It’s a great company, it’s got an ethos rather like a rugby team – you’re part of a fraternity and it’s a bit unusual in that regard. We’re not a hire and fire approach to business, we’re a bit more paternalistic – maybe it’s because of the academic background coming out of the Karlsruhe Institute of Technology (KIT) – we’ve continued that, we want a good working environment for our people where it’s innovation rather than worrying “will I be fired tomorrow?”, so it’s quite different from an Anglo-Saxon environment and I enjoy it and maybe that’s the rugby link, it’s about a team of people playing a game together and it’s much more fun that way.

PH: You talked about how the Americans shout more than the Germans and the Europeans do, but we’re kind of sitting in the European equivalent of Silicon Valley, the difference is that people here are quietly getting on with things rather than loudly getting on with things…

MC (laughs): It’s a good way of describing it. What I’ve found here is there are companies – there’s one just across the road, I’m looking at the building now, FZI – which is a research institute which is doing some incredible things with autonomous vehicles. They’re even building some of the moon landing equipment, but you would never know that. I’ve sat here for four years and you slowly learn that there are these little nuggets of gold just sitting round my building alone. There’s Init doing all the stuff for commuter technology, you’ve got Bosch here, and you’ve got a lot of small start-ups that have all created hugely popular technologies but there is this culture in Europe where it’s almost frowned upon to eulogise yourself, sometimes in Europe it’s construed as arrogant where in other countries it’s construed as good marketing and that’s a frustration for me.

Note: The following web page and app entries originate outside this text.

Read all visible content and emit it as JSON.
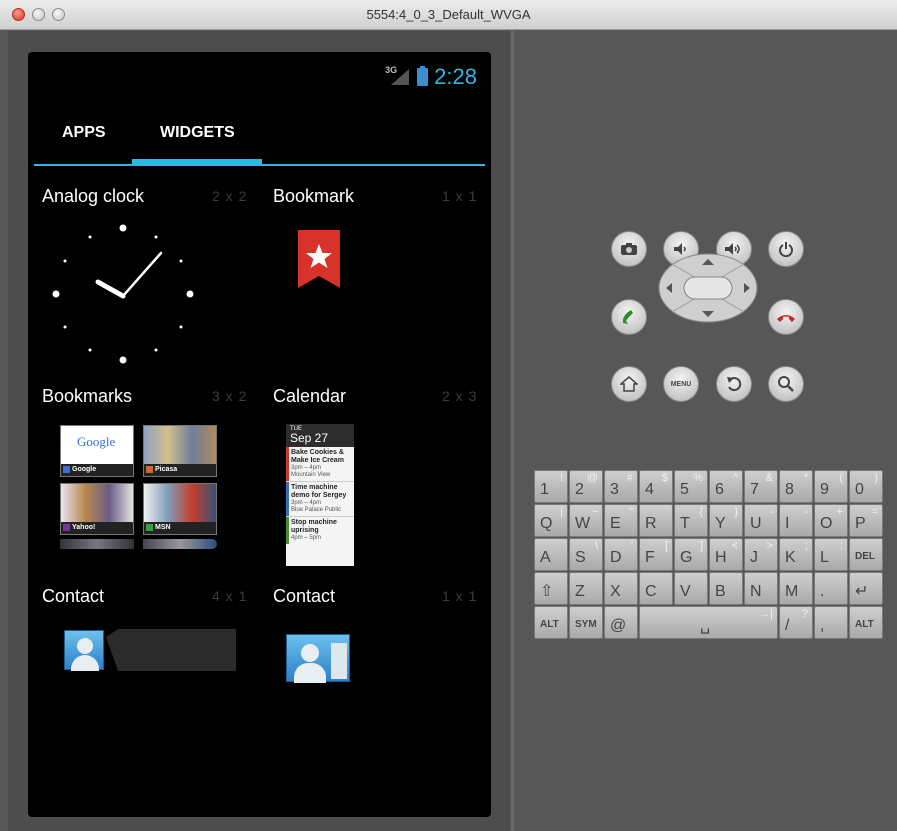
{
  "window": {
    "title": "5554:4_0_3_Default_WVGA"
  },
  "status_bar": {
    "network": "3G",
    "time": "2:28"
  },
  "tabs": [
    {
      "label": "APPS",
      "selected": false
    },
    {
      "label": "WIDGETS",
      "selected": true
    }
  ],
  "widgets": [
    {
      "name": "Analog clock",
      "size": "2 x 2"
    },
    {
      "name": "Bookmark",
      "size": "1 x 1"
    },
    {
      "name": "Bookmarks",
      "size": "3 x 2"
    },
    {
      "name": "Calendar",
      "size": "2 x 3"
    },
    {
      "name": "Contact",
      "size": "4 x 1"
    },
    {
      "name": "Contact",
      "size": "1 x 1"
    }
  ],
  "bookmarks_preview": [
    {
      "title": "Google"
    },
    {
      "title": "Picasa"
    },
    {
      "title": "Yahoo!"
    },
    {
      "title": "MSN"
    }
  ],
  "google_logo": "Google",
  "calendar_preview": {
    "day_of_week": "TUE",
    "date": "Sep 27",
    "events": [
      {
        "title": "Bake Cookies & Make Ice Cream",
        "time": "3pm – 4pm",
        "location": "Mountain View"
      },
      {
        "title": "Time machine demo for Sergey",
        "time": "3pm – 4pm",
        "location": "Blue Palace Public"
      },
      {
        "title": "Stop machine uprising",
        "time": "4pm – 5pm",
        "location": ""
      }
    ]
  },
  "controls": {
    "top_row": [
      "camera-icon",
      "volume-down-icon",
      "volume-up-icon",
      "power-icon"
    ],
    "middle_row": [
      "call-icon",
      "dpad",
      "end-call-icon"
    ],
    "bottom_row": [
      "home-icon",
      "menu",
      "back-icon",
      "search-icon"
    ],
    "menu_label": "MENU"
  },
  "keyboard": {
    "row1": [
      {
        "main": "1",
        "alt": "!"
      },
      {
        "main": "2",
        "alt": "@"
      },
      {
        "main": "3",
        "alt": "#"
      },
      {
        "main": "4",
        "alt": "$"
      },
      {
        "main": "5",
        "alt": "%"
      },
      {
        "main": "6",
        "alt": "^"
      },
      {
        "main": "7",
        "alt": "&"
      },
      {
        "main": "8",
        "alt": "*"
      },
      {
        "main": "9",
        "alt": "("
      },
      {
        "main": "0",
        "alt": ")"
      }
    ],
    "row2": [
      {
        "main": "Q",
        "alt": "|"
      },
      {
        "main": "W",
        "alt": "~"
      },
      {
        "main": "E",
        "alt": "\""
      },
      {
        "main": "R",
        "alt": "`"
      },
      {
        "main": "T",
        "alt": "{"
      },
      {
        "main": "Y",
        "alt": "}"
      },
      {
        "main": "U",
        "alt": "-"
      },
      {
        "main": "I",
        "alt": "-"
      },
      {
        "main": "O",
        "alt": "+"
      },
      {
        "main": "P",
        "alt": "="
      }
    ],
    "row3": [
      {
        "main": "A",
        "alt": ""
      },
      {
        "main": "S",
        "alt": "\\"
      },
      {
        "main": "D",
        "alt": "'"
      },
      {
        "main": "F",
        "alt": "["
      },
      {
        "main": "G",
        "alt": "]"
      },
      {
        "main": "H",
        "alt": "<"
      },
      {
        "main": "J",
        "alt": ">"
      },
      {
        "main": "K",
        "alt": ";"
      },
      {
        "main": "L",
        "alt": ":"
      },
      {
        "main": "DEL",
        "alt": ""
      }
    ],
    "row4": [
      {
        "main": "⇧",
        "alt": ""
      },
      {
        "main": "Z",
        "alt": ""
      },
      {
        "main": "X",
        "alt": ""
      },
      {
        "main": "C",
        "alt": ""
      },
      {
        "main": "V",
        "alt": ""
      },
      {
        "main": "B",
        "alt": ""
      },
      {
        "main": "N",
        "alt": ""
      },
      {
        "main": "M",
        "alt": ""
      },
      {
        "main": ".",
        "alt": ""
      },
      {
        "main": "↵",
        "alt": ""
      }
    ],
    "row5": [
      {
        "main": "ALT",
        "alt": ""
      },
      {
        "main": "SYM",
        "alt": ""
      },
      {
        "main": "@",
        "alt": ""
      },
      {
        "main": "␣",
        "alt": "→|"
      },
      {
        "main": "/",
        "alt": "?"
      },
      {
        "main": ",",
        "alt": ""
      },
      {
        "main": "ALT",
        "alt": ""
      }
    ]
  },
  "colors": {
    "accent": "#33b5e5",
    "bookmark_red": "#d8332a"
  }
}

I hear a lot of noises coming out of Silicon Valley that they have the latest and greatest solution for everything and we’ve been doing it for the last 30 years! People talk about smart cities or data analytics, well we’ve been doing data analytics for the last 30 years and we have a hugely strong pedigree in that topic – we know what data can be used, what quality there should be, how to fuse different sources, how to clean it and extrapolate it with simulation and prediction. But people are seduced by marketeers who think they’ve come up with the latest whizzy word to use and unfortunately that rather blurs the lines between what’s fact and what’s fiction so customers are being given a bum steer in certain directions when actually, fundamentally, the concept of data analytics is correct but don’t go down a channel that is driven by marketeers, go down one driven by a scientist or an academic that’s created something smart and has been commercialised properly to deliver a solution that can actually bring benefit on the ground. That for us the challenge from a marketing perspective is to stand up now for the silicon valley of Europe which is here. We’ll be more vocal but we’ll do it on fact rather than the latest buzzwords.

Next week: Find out how PTV started as a small student research program and over the years became a multinational worldwide company. Get to know more about what internationality means to us, what we see as our responsibility and what plans we have for the future.

This post is also available in: German